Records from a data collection
↓

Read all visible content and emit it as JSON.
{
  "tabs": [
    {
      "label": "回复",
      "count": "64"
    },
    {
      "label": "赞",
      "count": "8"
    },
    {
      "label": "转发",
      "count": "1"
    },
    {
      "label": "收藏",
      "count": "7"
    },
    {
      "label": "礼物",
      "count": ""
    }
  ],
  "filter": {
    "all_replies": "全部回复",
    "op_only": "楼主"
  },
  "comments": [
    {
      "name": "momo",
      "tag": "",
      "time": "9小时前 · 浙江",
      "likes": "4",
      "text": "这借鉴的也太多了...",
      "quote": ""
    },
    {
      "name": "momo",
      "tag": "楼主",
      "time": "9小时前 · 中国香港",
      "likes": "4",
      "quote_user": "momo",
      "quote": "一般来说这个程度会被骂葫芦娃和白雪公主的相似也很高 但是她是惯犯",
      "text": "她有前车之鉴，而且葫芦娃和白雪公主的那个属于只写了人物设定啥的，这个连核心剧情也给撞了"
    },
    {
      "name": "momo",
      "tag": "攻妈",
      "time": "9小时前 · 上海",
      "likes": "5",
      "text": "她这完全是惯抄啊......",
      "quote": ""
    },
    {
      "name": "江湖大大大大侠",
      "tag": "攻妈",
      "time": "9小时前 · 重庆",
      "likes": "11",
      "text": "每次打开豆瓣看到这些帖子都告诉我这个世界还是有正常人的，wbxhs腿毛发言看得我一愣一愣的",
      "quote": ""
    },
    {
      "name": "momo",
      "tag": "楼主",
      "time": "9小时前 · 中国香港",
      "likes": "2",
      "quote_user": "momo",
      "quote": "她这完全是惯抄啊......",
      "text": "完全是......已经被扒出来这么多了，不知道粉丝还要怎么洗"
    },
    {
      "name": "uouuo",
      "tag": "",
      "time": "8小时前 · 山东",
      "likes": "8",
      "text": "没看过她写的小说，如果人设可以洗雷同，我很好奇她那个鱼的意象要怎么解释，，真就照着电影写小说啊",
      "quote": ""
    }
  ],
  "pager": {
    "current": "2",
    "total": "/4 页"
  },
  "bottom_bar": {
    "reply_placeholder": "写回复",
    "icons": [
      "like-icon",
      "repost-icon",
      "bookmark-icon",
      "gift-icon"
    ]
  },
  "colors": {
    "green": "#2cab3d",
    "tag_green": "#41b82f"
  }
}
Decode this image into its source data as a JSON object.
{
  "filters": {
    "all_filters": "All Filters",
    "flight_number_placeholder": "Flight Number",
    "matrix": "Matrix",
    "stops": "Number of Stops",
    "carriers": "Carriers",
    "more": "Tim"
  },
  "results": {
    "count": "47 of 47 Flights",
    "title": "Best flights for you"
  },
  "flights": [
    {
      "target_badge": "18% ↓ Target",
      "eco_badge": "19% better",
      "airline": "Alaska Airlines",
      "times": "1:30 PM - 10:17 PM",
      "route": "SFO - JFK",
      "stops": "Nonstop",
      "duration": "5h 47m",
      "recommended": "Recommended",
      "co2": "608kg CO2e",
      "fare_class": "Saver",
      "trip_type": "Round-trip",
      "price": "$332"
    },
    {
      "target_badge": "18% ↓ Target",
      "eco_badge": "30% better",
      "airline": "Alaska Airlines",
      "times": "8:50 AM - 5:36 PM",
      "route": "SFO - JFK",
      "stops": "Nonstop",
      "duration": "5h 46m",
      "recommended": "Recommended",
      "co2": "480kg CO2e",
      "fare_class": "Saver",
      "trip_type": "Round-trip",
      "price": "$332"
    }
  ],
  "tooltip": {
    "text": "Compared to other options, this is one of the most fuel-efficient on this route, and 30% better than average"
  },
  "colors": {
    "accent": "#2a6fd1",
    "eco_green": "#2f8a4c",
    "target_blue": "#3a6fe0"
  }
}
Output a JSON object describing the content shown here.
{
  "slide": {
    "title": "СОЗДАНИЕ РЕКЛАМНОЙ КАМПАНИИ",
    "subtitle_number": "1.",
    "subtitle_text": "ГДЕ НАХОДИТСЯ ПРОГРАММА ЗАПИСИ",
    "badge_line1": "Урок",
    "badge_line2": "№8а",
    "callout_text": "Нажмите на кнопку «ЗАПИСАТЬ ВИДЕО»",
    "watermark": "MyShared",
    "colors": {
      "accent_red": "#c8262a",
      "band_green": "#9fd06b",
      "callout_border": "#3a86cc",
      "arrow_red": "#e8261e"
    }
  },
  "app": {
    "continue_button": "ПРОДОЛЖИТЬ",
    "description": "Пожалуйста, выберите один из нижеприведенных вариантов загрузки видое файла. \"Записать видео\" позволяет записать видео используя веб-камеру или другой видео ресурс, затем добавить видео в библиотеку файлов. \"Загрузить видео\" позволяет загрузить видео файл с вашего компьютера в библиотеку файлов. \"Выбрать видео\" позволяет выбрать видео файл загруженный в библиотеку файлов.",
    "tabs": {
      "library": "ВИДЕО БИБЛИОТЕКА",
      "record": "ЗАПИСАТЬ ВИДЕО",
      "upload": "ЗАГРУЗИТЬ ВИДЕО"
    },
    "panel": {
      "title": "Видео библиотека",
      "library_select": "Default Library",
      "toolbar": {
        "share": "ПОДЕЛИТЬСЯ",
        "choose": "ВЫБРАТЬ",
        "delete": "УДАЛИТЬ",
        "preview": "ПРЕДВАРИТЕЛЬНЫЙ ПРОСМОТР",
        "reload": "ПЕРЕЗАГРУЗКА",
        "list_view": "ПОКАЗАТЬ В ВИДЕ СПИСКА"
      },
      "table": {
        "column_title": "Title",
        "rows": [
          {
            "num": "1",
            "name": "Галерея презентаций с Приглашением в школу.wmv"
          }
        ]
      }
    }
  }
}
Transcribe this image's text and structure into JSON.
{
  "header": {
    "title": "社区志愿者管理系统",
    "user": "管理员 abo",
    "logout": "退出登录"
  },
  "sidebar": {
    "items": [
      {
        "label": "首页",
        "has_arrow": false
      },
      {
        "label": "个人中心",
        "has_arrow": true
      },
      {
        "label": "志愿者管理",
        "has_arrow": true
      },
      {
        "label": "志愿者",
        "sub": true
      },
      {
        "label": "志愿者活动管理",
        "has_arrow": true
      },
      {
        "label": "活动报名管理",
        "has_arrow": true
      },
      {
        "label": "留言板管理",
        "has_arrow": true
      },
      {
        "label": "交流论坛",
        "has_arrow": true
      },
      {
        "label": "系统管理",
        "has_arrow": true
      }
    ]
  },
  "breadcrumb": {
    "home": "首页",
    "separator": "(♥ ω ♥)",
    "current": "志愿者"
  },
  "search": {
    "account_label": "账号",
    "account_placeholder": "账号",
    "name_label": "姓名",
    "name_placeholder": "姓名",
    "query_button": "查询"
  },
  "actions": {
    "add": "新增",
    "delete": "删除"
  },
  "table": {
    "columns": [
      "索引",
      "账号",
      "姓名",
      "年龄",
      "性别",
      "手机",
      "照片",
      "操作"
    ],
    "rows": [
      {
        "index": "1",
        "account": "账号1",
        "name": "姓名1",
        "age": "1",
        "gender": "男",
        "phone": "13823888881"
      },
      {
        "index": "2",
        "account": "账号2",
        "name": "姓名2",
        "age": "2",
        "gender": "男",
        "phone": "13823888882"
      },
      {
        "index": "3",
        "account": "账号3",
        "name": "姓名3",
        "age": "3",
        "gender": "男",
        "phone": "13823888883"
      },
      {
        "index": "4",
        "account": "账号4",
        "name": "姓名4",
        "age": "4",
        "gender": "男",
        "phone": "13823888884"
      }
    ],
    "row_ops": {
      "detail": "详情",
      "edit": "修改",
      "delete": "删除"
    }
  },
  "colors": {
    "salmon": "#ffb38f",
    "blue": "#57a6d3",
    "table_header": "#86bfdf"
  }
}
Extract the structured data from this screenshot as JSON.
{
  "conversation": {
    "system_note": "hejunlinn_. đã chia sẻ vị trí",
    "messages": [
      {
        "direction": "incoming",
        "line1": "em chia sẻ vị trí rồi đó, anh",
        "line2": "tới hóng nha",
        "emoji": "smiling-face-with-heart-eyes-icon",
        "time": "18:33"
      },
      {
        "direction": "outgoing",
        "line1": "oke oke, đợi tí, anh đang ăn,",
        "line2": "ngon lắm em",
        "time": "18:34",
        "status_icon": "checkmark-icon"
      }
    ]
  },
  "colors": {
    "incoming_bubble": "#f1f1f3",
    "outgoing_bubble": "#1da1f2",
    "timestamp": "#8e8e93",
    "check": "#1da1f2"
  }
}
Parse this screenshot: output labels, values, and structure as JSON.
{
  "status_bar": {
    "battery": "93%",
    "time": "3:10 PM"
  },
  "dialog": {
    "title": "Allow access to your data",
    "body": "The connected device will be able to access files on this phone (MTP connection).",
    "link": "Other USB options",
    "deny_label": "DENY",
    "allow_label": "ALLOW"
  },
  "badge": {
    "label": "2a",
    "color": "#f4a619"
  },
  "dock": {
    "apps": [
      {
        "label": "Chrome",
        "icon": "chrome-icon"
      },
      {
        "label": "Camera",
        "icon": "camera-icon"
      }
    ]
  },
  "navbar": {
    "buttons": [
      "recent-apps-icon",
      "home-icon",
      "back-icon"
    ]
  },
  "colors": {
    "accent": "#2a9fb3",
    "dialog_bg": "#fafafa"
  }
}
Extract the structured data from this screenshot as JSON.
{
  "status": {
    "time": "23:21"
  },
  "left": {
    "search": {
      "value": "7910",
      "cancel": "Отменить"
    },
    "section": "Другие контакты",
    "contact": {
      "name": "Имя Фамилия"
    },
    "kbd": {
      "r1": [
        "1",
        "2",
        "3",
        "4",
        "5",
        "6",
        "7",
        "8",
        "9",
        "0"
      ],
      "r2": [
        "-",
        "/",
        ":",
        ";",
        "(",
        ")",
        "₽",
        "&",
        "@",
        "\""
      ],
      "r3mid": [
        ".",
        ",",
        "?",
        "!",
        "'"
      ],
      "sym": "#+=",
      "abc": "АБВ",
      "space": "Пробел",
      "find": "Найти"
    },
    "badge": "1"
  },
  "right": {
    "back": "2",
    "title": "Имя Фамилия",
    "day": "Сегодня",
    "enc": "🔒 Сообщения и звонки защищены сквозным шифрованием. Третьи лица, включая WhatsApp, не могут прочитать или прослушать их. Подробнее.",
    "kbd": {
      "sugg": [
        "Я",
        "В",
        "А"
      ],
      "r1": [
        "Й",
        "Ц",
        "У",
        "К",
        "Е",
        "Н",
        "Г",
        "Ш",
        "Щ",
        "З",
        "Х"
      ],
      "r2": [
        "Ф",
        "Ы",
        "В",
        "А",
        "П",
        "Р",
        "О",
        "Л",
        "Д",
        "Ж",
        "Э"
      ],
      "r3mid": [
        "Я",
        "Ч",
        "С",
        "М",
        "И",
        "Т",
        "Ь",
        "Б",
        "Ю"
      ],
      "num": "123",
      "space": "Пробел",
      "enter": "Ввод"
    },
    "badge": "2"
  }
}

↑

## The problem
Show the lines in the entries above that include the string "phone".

## Written answer
        "phone": "13823888881"
        "phone": "13823888882"
        "phone": "13823888883"
        "phone": "13823888884"
    "body": "The connected device will be able to access files on this phone (MTP connection).",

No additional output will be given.